“Under normal circumstances, I’m travelling to the mainland very often and so are Rich and Aaron, even though the three of us are based in St. John’s. It’s not that uncommon for four of us to be there, so we’ll say, ‘Matthew, or Rich, we’re gonna fly you up that weekend and have a couple of days to rehearse.’ It ended up not being as complicated as we originally thought it would be. I remember when Tom moved to Toronto, we were kind of thinking, ‘Oh God, this is really going to put a real kink in things!’ But it ended up being not that bad because sometimes it’s easier to go to Toronto than it is to come here. The main coming together that laid the bedrock for the album was when we all went to Ottawa and said, ‘OK, were going to flesh out what material is going on this record and nail down the 10 to 12 pieces of music’ with seven or eight of them already pretty much decided. So we rented a cabin in the woods in Chelsea, QC and spent 72 hours cooped up with our instruments and basically fleshed out the record, made lists and demoed stuff on iPhones, made notes of keys, wrote little parts and exchanged parts. That was the weekend that formed the beginning of the record, where we said to each other, ‘This will determine whether this record’s gonna happen, or I don’t think it’s there.’ We really got excited about what we had to put together! Then it was just the logistics of getting [everyone] involved together in a room [to record the album].”

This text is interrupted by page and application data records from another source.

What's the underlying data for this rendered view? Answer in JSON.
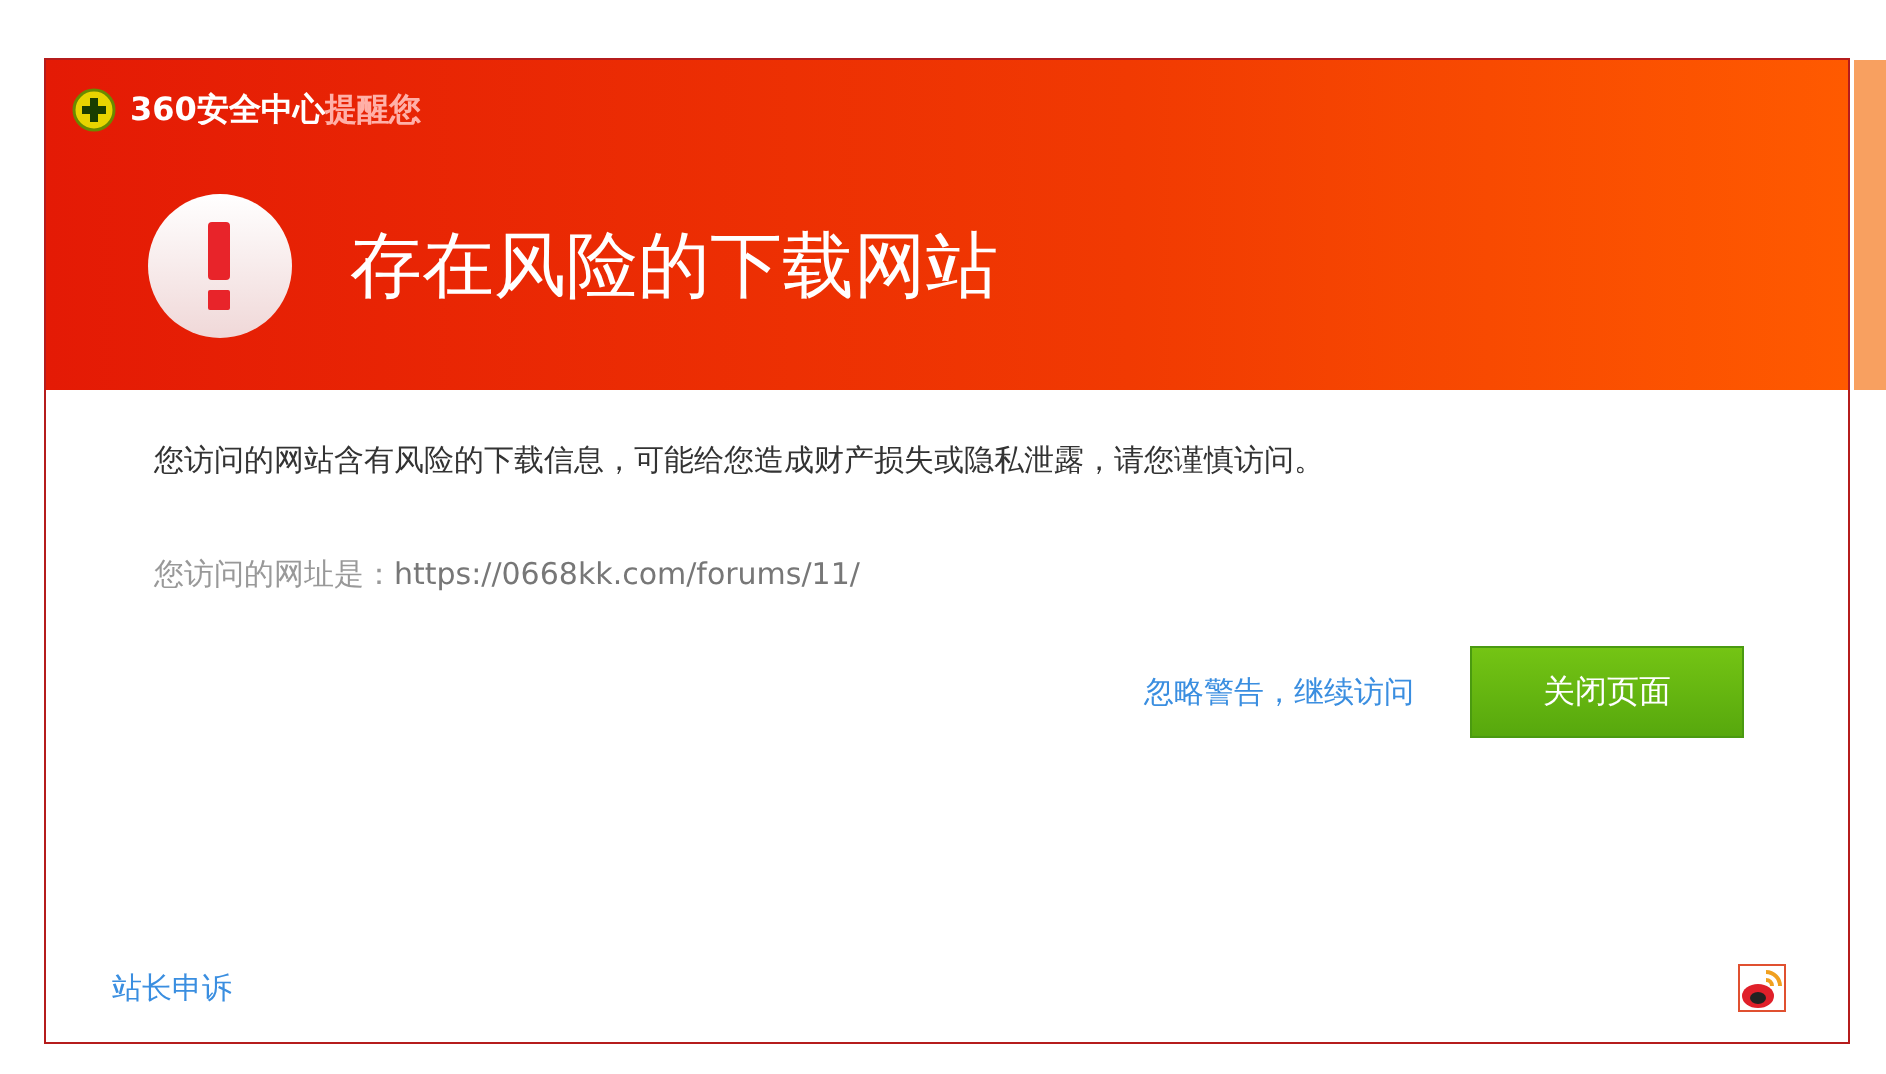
{
  "header": {
    "brand": "360安全中心",
    "tagline": "提醒您",
    "heading": "存在风险的下载网站"
  },
  "message": "您访问的网站含有风险的下载信息，可能给您造成财产损失或隐私泄露，请您谨慎访问。",
  "url_label": "您访问的网址是：",
  "url": "https://0668kk.com/forums/11/",
  "ignore_link": "忽略警告，继续访问",
  "close_button": "关闭页面",
  "footer_link": "站长申诉"
}
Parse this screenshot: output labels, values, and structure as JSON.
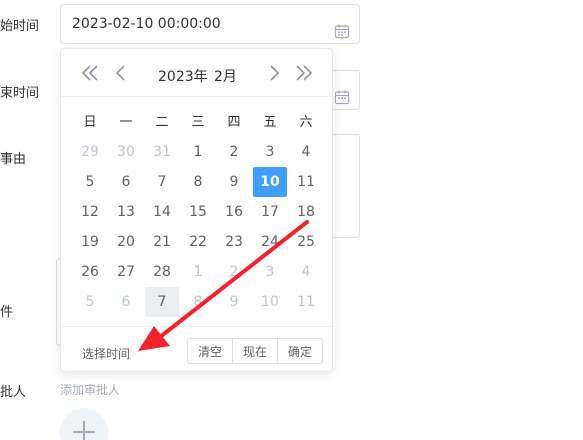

The various restrictions imposed by COVID-19 have not only affected touring musicians but also one of their main outlets for selling their music, the local record shop. To that end, the Dardanelles are doing their bit to support Fred’s Records in St. John’s.
“Fred’s Records is one of the last standing real proper record stores, and they are such a massive support of all the Newfoundland entertainment that gets put on CD,” said Matthew. “They’ve been huge for us over the years, and all of the Newfoundland artists that tour abroad. So many of the tourists, when they go into Fred’s and say, ‘What should I get?’ God love the boys at Fred’s for pointing towards people like the Dardanelles, the Ennis Sisters, Rum Ragged, Amelia Curran – all these amazing people who Fred’s has really gotten behind. So we kind of said, in light of everything that’s going on, let’s make sure these record stores see if they can manage to get through these difficult times. So we’ve been pointing people that way. Not just the foot traffic that goes in and buys the CDs physically but also online. You can order it, and they ship all over the world. So instead of us sending them out from ourselves, go to Fred’s! You can do the same online, with O’Brien’s Music in St. John’s. We’ve been pointing people towards [Fred’s and O’Brien’s] because they need the help as much as anybody right now too.”